→ **YOUR INSTRUCTIONS**
Though the entries contain pictures, the copy you make should hold only the rest, exactly as written.

→ **GIVEN ENTRIES**
===============
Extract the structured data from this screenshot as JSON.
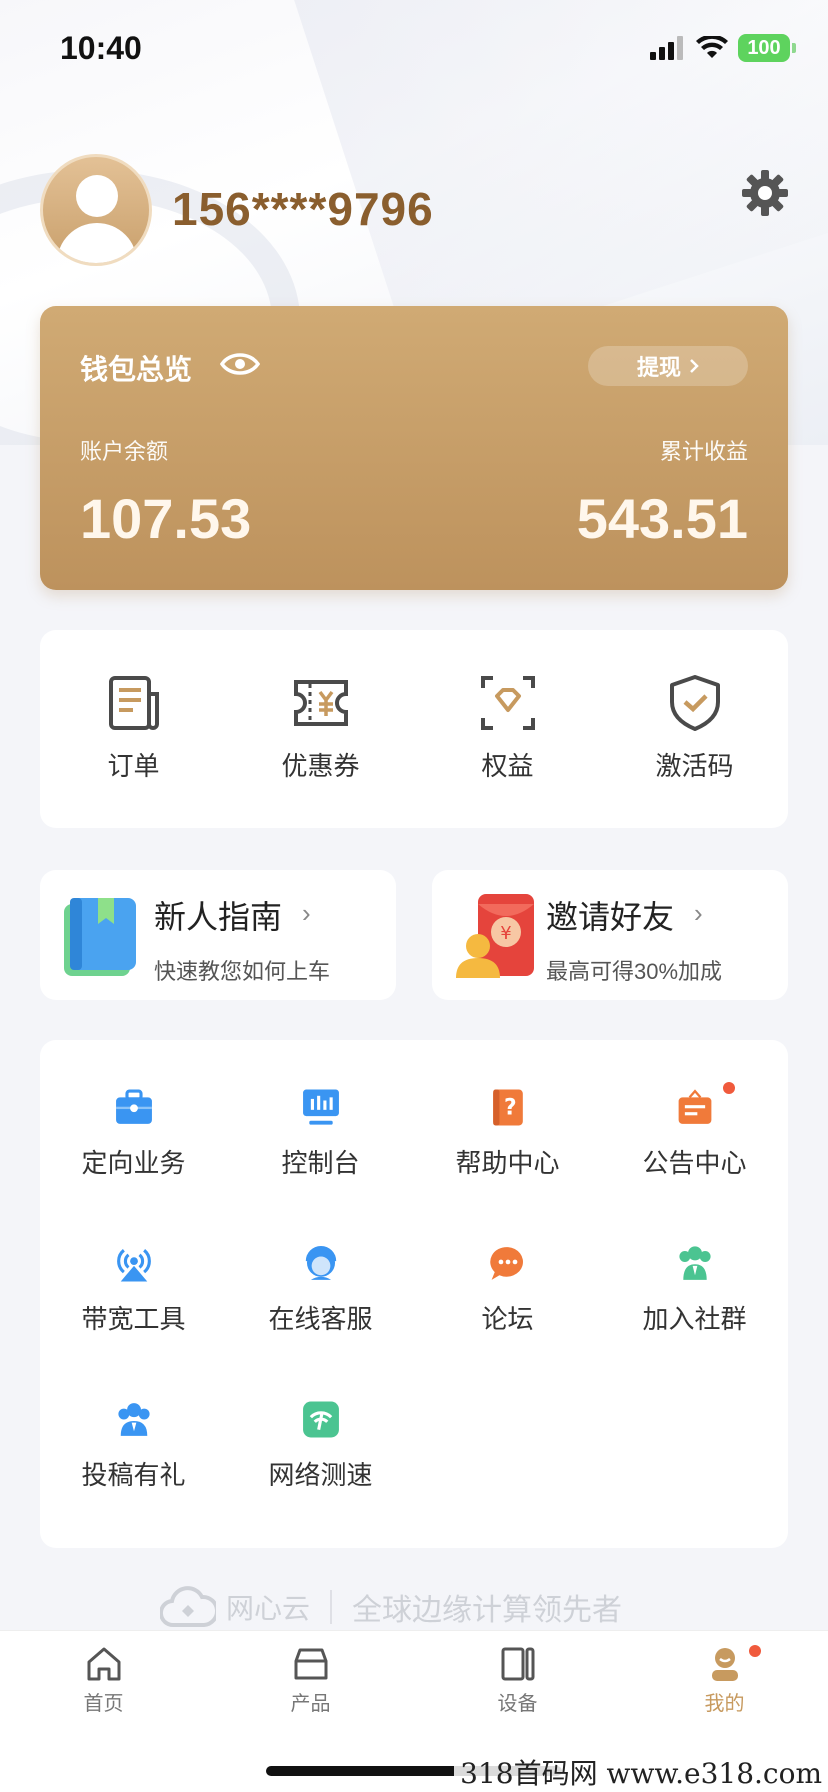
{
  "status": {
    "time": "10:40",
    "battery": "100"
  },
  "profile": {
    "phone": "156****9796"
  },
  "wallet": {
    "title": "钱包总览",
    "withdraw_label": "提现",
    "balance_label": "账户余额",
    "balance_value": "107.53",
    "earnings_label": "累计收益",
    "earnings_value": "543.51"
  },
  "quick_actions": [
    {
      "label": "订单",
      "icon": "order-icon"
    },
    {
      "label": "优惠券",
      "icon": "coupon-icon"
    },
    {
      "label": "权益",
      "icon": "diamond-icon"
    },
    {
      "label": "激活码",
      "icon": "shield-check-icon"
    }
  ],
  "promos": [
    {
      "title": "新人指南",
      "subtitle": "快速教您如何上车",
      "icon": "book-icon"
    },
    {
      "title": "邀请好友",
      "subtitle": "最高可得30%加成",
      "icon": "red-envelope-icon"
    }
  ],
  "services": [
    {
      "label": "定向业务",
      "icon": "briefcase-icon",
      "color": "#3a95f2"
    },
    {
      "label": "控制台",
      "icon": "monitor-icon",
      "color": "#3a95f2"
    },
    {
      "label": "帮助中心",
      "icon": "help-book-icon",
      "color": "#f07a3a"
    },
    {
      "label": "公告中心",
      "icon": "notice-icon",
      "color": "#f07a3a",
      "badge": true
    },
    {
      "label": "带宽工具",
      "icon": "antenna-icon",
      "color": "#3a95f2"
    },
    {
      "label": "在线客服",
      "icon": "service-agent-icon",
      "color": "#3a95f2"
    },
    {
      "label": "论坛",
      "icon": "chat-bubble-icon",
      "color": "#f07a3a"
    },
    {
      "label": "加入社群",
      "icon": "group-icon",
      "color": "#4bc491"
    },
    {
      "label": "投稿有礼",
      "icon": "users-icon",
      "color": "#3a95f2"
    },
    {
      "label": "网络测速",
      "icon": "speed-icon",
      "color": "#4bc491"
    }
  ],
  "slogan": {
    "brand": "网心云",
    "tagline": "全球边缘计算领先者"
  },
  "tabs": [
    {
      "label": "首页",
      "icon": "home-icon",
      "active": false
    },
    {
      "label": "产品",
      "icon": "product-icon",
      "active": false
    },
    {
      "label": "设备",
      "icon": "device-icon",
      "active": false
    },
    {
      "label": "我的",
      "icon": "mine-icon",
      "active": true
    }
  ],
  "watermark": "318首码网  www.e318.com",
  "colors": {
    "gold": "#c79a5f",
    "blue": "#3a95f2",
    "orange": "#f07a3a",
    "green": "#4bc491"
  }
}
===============
→ **RESPONSE**
Extract the structured data from this screenshot as JSON.
{
  "status": {
    "time": "10:40",
    "battery": "100"
  },
  "profile": {
    "phone": "156****9796"
  },
  "wallet": {
    "title": "钱包总览",
    "withdraw_label": "提现",
    "balance_label": "账户余额",
    "balance_value": "107.53",
    "earnings_label": "累计收益",
    "earnings_value": "543.51"
  },
  "quick_actions": [
    {
      "label": "订单",
      "icon": "order-icon"
    },
    {
      "label": "优惠券",
      "icon": "coupon-icon"
    },
    {
      "label": "权益",
      "icon": "diamond-icon"
    },
    {
      "label": "激活码",
      "icon": "shield-check-icon"
    }
  ],
  "promos": [
    {
      "title": "新人指南",
      "subtitle": "快速教您如何上车",
      "icon": "book-icon"
    },
    {
      "title": "邀请好友",
      "subtitle": "最高可得30%加成",
      "icon": "red-envelope-icon"
    }
  ],
  "services": [
    {
      "label": "定向业务",
      "icon": "briefcase-icon",
      "color": "#3a95f2"
    },
    {
      "label": "控制台",
      "icon": "monitor-icon",
      "color": "#3a95f2"
    },
    {
      "label": "帮助中心",
      "icon": "help-book-icon",
      "color": "#f07a3a"
    },
    {
      "label": "公告中心",
      "icon": "notice-icon",
      "color": "#f07a3a",
      "badge": true
    },
    {
      "label": "带宽工具",
      "icon": "antenna-icon",
      "color": "#3a95f2"
    },
    {
      "label": "在线客服",
      "icon": "service-agent-icon",
      "color": "#3a95f2"
    },
    {
      "label": "论坛",
      "icon": "chat-bubble-icon",
      "color": "#f07a3a"
    },
    {
      "label": "加入社群",
      "icon": "group-icon",
      "color": "#4bc491"
    },
    {
      "label": "投稿有礼",
      "icon": "users-icon",
      "color": "#3a95f2"
    },
    {
      "label": "网络测速",
      "icon": "speed-icon",
      "color": "#4bc491"
    }
  ],
  "slogan": {
    "brand": "网心云",
    "tagline": "全球边缘计算领先者"
  },
  "tabs": [
    {
      "label": "首页",
      "icon": "home-icon",
      "active": false
    },
    {
      "label": "产品",
      "icon": "product-icon",
      "active": false
    },
    {
      "label": "设备",
      "icon": "device-icon",
      "active": false
    },
    {
      "label": "我的",
      "icon": "mine-icon",
      "active": true
    }
  ],
  "watermark": "318首码网  www.e318.com",
  "colors": {
    "gold": "#c79a5f",
    "blue": "#3a95f2",
    "orange": "#f07a3a",
    "green": "#4bc491"
  }
}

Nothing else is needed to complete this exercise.